As eager as he is to take the helm as shepherd of 170 priests and 54 parishes, departing Arizona won’t be easy.

“I have mixed feelings leaving. I love them,” the bishop-elect said of Lake Havasu Catholics. “They make me feel like a family and it’s a warm place to be. I’m going to miss them.”

He celebrated his last Masses at Our Lady of the Lake Jan. 5, followed by a farewell reception. The bishop-elect will never forget his short-term home, however, nor will the world. His coat of arms has a cactus and an image of Our Lady of Guadalupe, both inspired by the Diocese of Phoenix.

The depiction of a corn farm hearkens to his childhood. Bishop-elect Kundi was born Feb. 15, 1968 the fourth of seven children — four boys, three girls — to simple, peasant farmers.

“Their humble background, their simple lifestyle inspired me a lot. They had little, but they trusted God,” Bishop-elect Kundi said. His episcopal motto, “Grace to the humble” — based on James 4:10 — pays tribute to that.

The bishop-elect grew up in what is now the Diocese of Zaria and was inspired by area priests, especially the Irish missionaries who served there. Entering seminary at age 21, he was ordained a priest June 14, 1997 in the nearby Archdiocese of Kaduna. Most of its eastern border shares that of Kafanchan, whose patchwork territory also extends into Kaduna from the south.

Most of Bishop-elect Julius Yakubu Kundi’s life has been in the circled areas of Nigeria, including his new appointment as bishop.

The bishop-elect served as parochial vicar in his home archdiocese and later returned as seminary formator and rector of Good Shepherd Major Seminary. He spent the interim supporting the Diocese of Jalingo in eastern Nigeria as pastor for five years, then shepherded two parishes in Zaria just north of Kaduna. Zaria was established in 2000 and the bishop-elect was incardinated there where he also served as administrator of Christ the King Cathedral.

Bishop-elect Kundi also held the following titles in Zaria: vocation director and finance administrator, roles he held concurrently for three years, and vicar general. His sabbatical brought him to Arizona.
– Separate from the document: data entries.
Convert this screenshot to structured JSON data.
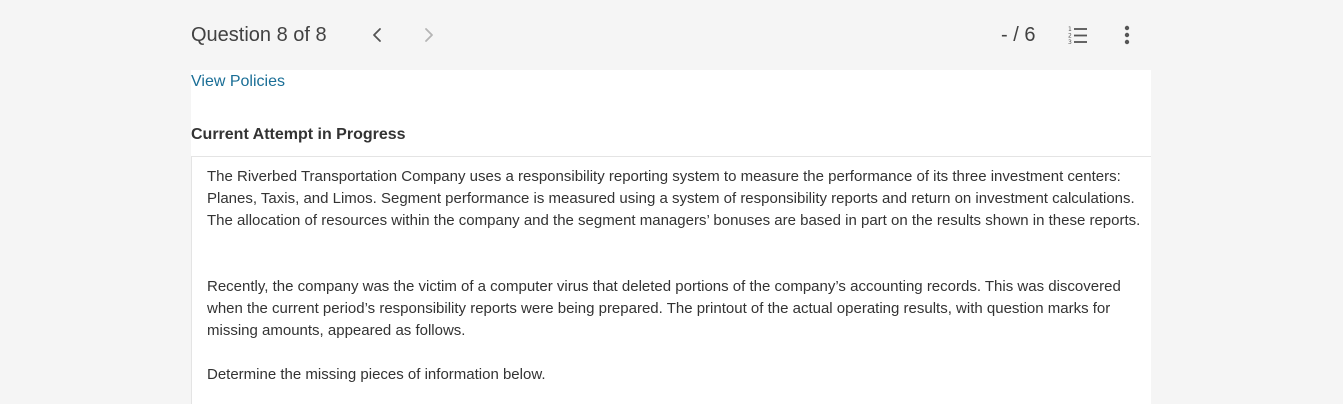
{
  "header": {
    "question_label": "Question 8 of 8",
    "score": "- / 6",
    "prev_icon": "chevron-left-icon",
    "next_icon": "chevron-right-icon",
    "list_icon": "numbered-list-icon",
    "more_icon": "more-vertical-icon"
  },
  "links": {
    "view_policies": "View Policies"
  },
  "attempt": {
    "heading": "Current Attempt in Progress"
  },
  "question": {
    "paragraphs": [
      "The Riverbed Transportation Company uses a responsibility reporting system to measure the performance of its three investment centers: Planes, Taxis, and Limos. Segment performance is measured using a system of responsibility reports and return on investment calculations. The allocation of resources within the company and the segment managers’ bonuses are based in part on the results shown in these reports.",
      "Recently, the company was the victim of a computer virus that deleted portions of the company’s accounting records. This was discovered when the current period’s responsibility reports were being prepared. The printout of the actual operating results, with question marks for missing amounts, appeared as follows.",
      "Determine the missing pieces of information below."
    ]
  },
  "colors": {
    "link": "#1a6e96",
    "background": "#f5f5f5",
    "panel": "#ffffff",
    "text": "#333333"
  }
}
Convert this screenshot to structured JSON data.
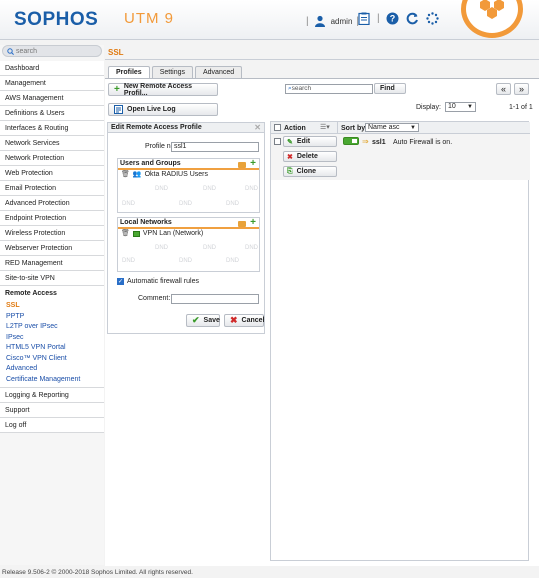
{
  "header": {
    "logo": "SOPHOS",
    "product": "UTM 9",
    "user": "admin"
  },
  "sidebar": {
    "search_placeholder": "search",
    "items": [
      {
        "label": "Dashboard"
      },
      {
        "label": "Management"
      },
      {
        "label": "AWS Management"
      },
      {
        "label": "Definitions & Users"
      },
      {
        "label": "Interfaces & Routing"
      },
      {
        "label": "Network Services"
      },
      {
        "label": "Network Protection"
      },
      {
        "label": "Web Protection"
      },
      {
        "label": "Email Protection"
      },
      {
        "label": "Advanced Protection"
      },
      {
        "label": "Endpoint Protection"
      },
      {
        "label": "Wireless Protection"
      },
      {
        "label": "Webserver Protection"
      },
      {
        "label": "RED Management"
      },
      {
        "label": "Site-to-site VPN"
      },
      {
        "label": "Remote Access"
      }
    ],
    "sub_items": [
      {
        "label": "SSL"
      },
      {
        "label": "PPTP"
      },
      {
        "label": "L2TP over IPsec"
      },
      {
        "label": "IPsec"
      },
      {
        "label": "HTML5 VPN Portal"
      },
      {
        "label": "Cisco™ VPN Client"
      },
      {
        "label": "Advanced"
      },
      {
        "label": "Certificate Management"
      }
    ],
    "bottom_items": [
      {
        "label": "Logging & Reporting"
      },
      {
        "label": "Support"
      },
      {
        "label": "Log off"
      }
    ]
  },
  "main": {
    "page_title": "SSL",
    "tabs": [
      {
        "label": "Profiles"
      },
      {
        "label": "Settings"
      },
      {
        "label": "Advanced"
      }
    ],
    "new_profile_button": "New Remote Access Profil...",
    "open_live_log_button": "Open Live Log",
    "search_placeholder": "search",
    "find_button": "Find",
    "nav_prev": "«",
    "nav_next": "»",
    "display_label": "Display:",
    "display_value": "10",
    "pager": "1-1 of 1"
  },
  "edit_panel": {
    "title": "Edit Remote Access Profile",
    "profile_name_label": "Profile name:",
    "profile_name_value": "ssl1",
    "users_groups_title": "Users and Groups",
    "users_groups_item": "Okta RADIUS Users",
    "local_networks_title": "Local Networks",
    "local_networks_item": "VPN Lan (Network)",
    "dnd": "DND",
    "auto_firewall_label": "Automatic firewall rules",
    "comment_label": "Comment:",
    "comment_value": "",
    "save_button": "Save",
    "cancel_button": "Cancel"
  },
  "list": {
    "action_header": "Action",
    "sort_by_label": "Sort by:",
    "sort_value": "Name asc",
    "row": {
      "edit_button": "Edit",
      "delete_button": "Delete",
      "clone_button": "Clone",
      "name": "ssl1",
      "description": "Auto Firewall is on."
    }
  },
  "footer": {
    "text": "Release 9.506-2  © 2000-2018 Sophos Limited. All rights reserved."
  },
  "colors": {
    "brand_blue": "#1a5ea8",
    "accent_orange": "#f29a3a",
    "active_green": "#4aa832"
  }
}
He will return to a diocese that has some 1.5 million people spread across more than 5,700 square miles. Some 19.6 percent of them are Catholic, according 2016 statistics, the latest data available.